Of course, what should one expect from a party that has publicly declared its opposition to the minimum wage protection altogether, as is the case in the Texas Republican Party Platform? See here for details. Also see Nathan Newman for further discussion of this issue.

Spring Break

It turns out that the best way to spend the first three days of one's spring break may not be to stay up until 4 a.m. grading the 78 papers that were foolishly due on the last day of class before the vacation. On the other hand, I did discover the perverse value of Kid Notorious and Drawn Together on Comedy Central during those wee hours.

Tuesday, March 01, 2005

Brad DeLong States the Democrat's Social Security Plan

Brad DeLong disagrees with the Bull Moose that the Democrats need to come up with an alternative plan for Social Security even as they oppose the phase-out plan of the Republicans. DeLong argues that Democrats already have a clear plan:
But there is an alternative plan on Social Security that is a near-consensus position for Democrats. It has three parts:
  1. Social Security should be preserved--not phased out, as the Bush plan's "price indexation" formula does.
  2. Social Security's long-run funding hole should not be closed by benefit cuts alone, but by a mixture of steps that reduce costs and increase revenues.
  3. Private accounts to make it easier for America's non-rich to build their retirement savings are a wonderful idea if properly implemented and if proposed as an add-on to rather than a carve-out from Social Security.

And there are also two observations on the Bush administration:
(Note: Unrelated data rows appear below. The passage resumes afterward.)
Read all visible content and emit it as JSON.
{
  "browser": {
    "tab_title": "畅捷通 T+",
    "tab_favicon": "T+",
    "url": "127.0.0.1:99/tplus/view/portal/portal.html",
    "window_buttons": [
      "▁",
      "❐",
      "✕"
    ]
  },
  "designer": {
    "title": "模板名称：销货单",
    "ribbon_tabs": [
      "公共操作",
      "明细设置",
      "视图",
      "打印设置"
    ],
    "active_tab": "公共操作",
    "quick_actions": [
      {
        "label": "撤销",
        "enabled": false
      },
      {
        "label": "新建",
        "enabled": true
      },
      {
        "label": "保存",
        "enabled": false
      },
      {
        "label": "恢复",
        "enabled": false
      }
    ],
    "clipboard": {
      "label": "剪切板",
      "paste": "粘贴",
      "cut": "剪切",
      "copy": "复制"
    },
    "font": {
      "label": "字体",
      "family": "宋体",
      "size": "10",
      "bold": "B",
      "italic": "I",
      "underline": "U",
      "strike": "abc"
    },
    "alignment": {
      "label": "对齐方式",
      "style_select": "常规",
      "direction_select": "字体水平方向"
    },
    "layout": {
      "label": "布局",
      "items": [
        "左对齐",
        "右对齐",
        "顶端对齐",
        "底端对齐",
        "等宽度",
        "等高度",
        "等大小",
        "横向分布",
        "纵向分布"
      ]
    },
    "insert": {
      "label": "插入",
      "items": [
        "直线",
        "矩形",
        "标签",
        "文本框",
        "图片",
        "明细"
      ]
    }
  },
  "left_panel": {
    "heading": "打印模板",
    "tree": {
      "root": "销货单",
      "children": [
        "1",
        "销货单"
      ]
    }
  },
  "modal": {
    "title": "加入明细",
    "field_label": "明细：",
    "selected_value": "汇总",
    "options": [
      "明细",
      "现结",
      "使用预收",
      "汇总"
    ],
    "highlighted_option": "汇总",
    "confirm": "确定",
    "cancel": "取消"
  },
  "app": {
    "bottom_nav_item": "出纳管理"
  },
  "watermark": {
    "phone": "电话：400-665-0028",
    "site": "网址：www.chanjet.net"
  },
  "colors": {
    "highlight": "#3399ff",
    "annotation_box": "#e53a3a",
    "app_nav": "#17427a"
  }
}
  1. You can't negotiate with the Bush administration: its word is not good.
  2. You can't rely on the Bush administration: its track record tells us that even good ideas will be implemented very badly if they are left in its hands.
These last observations signal a cautionary note to all Democratic Senators (that's you, Mr. Lieberman) who may be tempted to cut a deal with Sen. Lindsey Graham (R-South Carolina) because any negotiations will be either (1) completely overridden during conference committee, or (2) so utterly undermined by other subsequent provisions as to render them unrecognizable. The best strategy is to stick with the three-part plan and to keep in mind that these observations vitiate any real possibility of achieving #3 viz. the "properly implemented" part.
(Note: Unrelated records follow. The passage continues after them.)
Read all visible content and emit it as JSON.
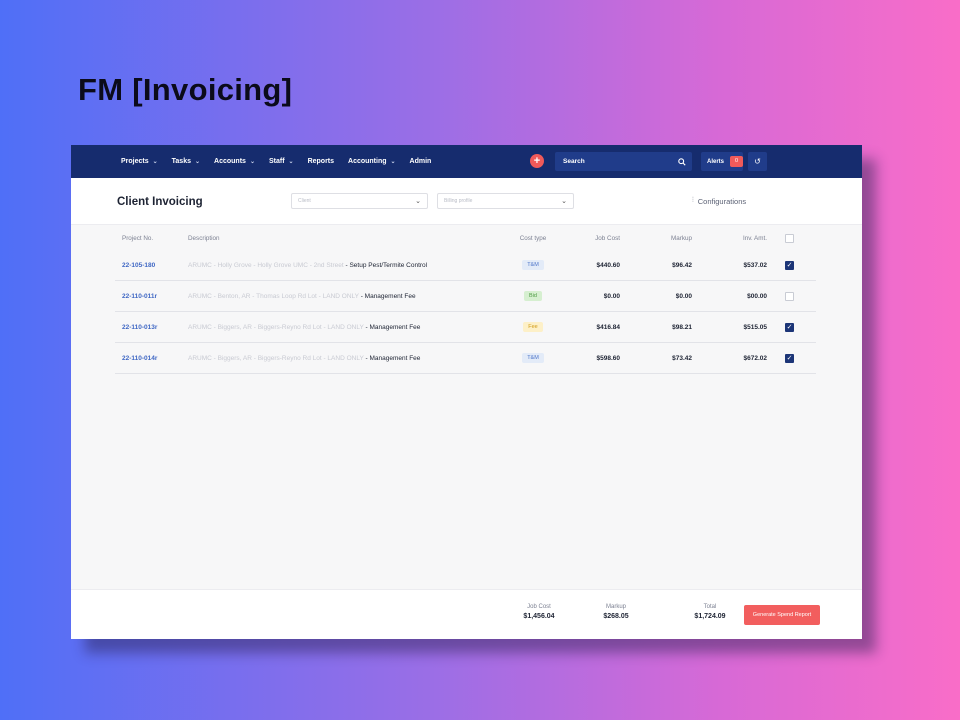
{
  "page": {
    "title": "FM [Invoicing]"
  },
  "nav": {
    "items": [
      {
        "label": "Projects",
        "dropdown": true
      },
      {
        "label": "Tasks",
        "dropdown": true
      },
      {
        "label": "Accounts",
        "dropdown": true
      },
      {
        "label": "Staff",
        "dropdown": true
      },
      {
        "label": "Reports",
        "dropdown": false
      },
      {
        "label": "Accounting",
        "dropdown": true
      },
      {
        "label": "Admin",
        "dropdown": false
      }
    ],
    "add_icon": "plus-icon",
    "search_label": "Search",
    "alerts_label": "Alerts",
    "alerts_count": "0"
  },
  "header": {
    "title": "Client Invoicing",
    "client_placeholder": "Client",
    "billing_placeholder": "Billing profile",
    "configurations_label": "Configurations"
  },
  "table": {
    "columns": [
      "Project No.",
      "Description",
      "Cost type",
      "Job Cost",
      "Markup",
      "Inv. Amt."
    ],
    "rows": [
      {
        "project": "22-105-180",
        "desc_muted": "ARUMC - Holly Grove - Holly Grove UMC - 2nd Street",
        "desc_main": " - Setup Pest/Termite Control",
        "cost_type": "T&M",
        "job_cost": "$440.60",
        "markup": "$96.42",
        "inv_amt": "$537.02",
        "checked": true
      },
      {
        "project": "22-110-011r",
        "desc_muted": "ARUMC - Benton, AR - Thomas Loop Rd Lot - LAND ONLY",
        "desc_main": " - Management Fee",
        "cost_type": "Bid",
        "job_cost": "$0.00",
        "markup": "$0.00",
        "inv_amt": "$00.00",
        "checked": false
      },
      {
        "project": "22-110-013r",
        "desc_muted": "ARUMC - Biggers, AR - Biggers-Reyno Rd Lot - LAND ONLY",
        "desc_main": " - Management Fee",
        "cost_type": "Fee",
        "job_cost": "$416.84",
        "markup": "$98.21",
        "inv_amt": "$515.05",
        "checked": true
      },
      {
        "project": "22-110-014r",
        "desc_muted": "ARUMC - Biggers, AR - Biggers-Reyno Rd Lot - LAND ONLY",
        "desc_main": " - Management Fee",
        "cost_type": "T&M",
        "job_cost": "$598.60",
        "markup": "$73.42",
        "inv_amt": "$672.02",
        "checked": true
      }
    ]
  },
  "footer": {
    "job_cost_label": "Job Cost",
    "job_cost_value": "$1,456.04",
    "markup_label": "Markup",
    "markup_value": "$268.05",
    "total_label": "Total",
    "total_value": "$1,724.09",
    "generate_label": "Generate Spend Report"
  },
  "colors": {
    "nav_bg": "#162c6e",
    "accent_red": "#f25e5e",
    "link_blue": "#3f67c4"
  }
}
March 1st Where We Live

For some people, the beginning of March brings to mind baseball spring training, but not in Pennsylvania: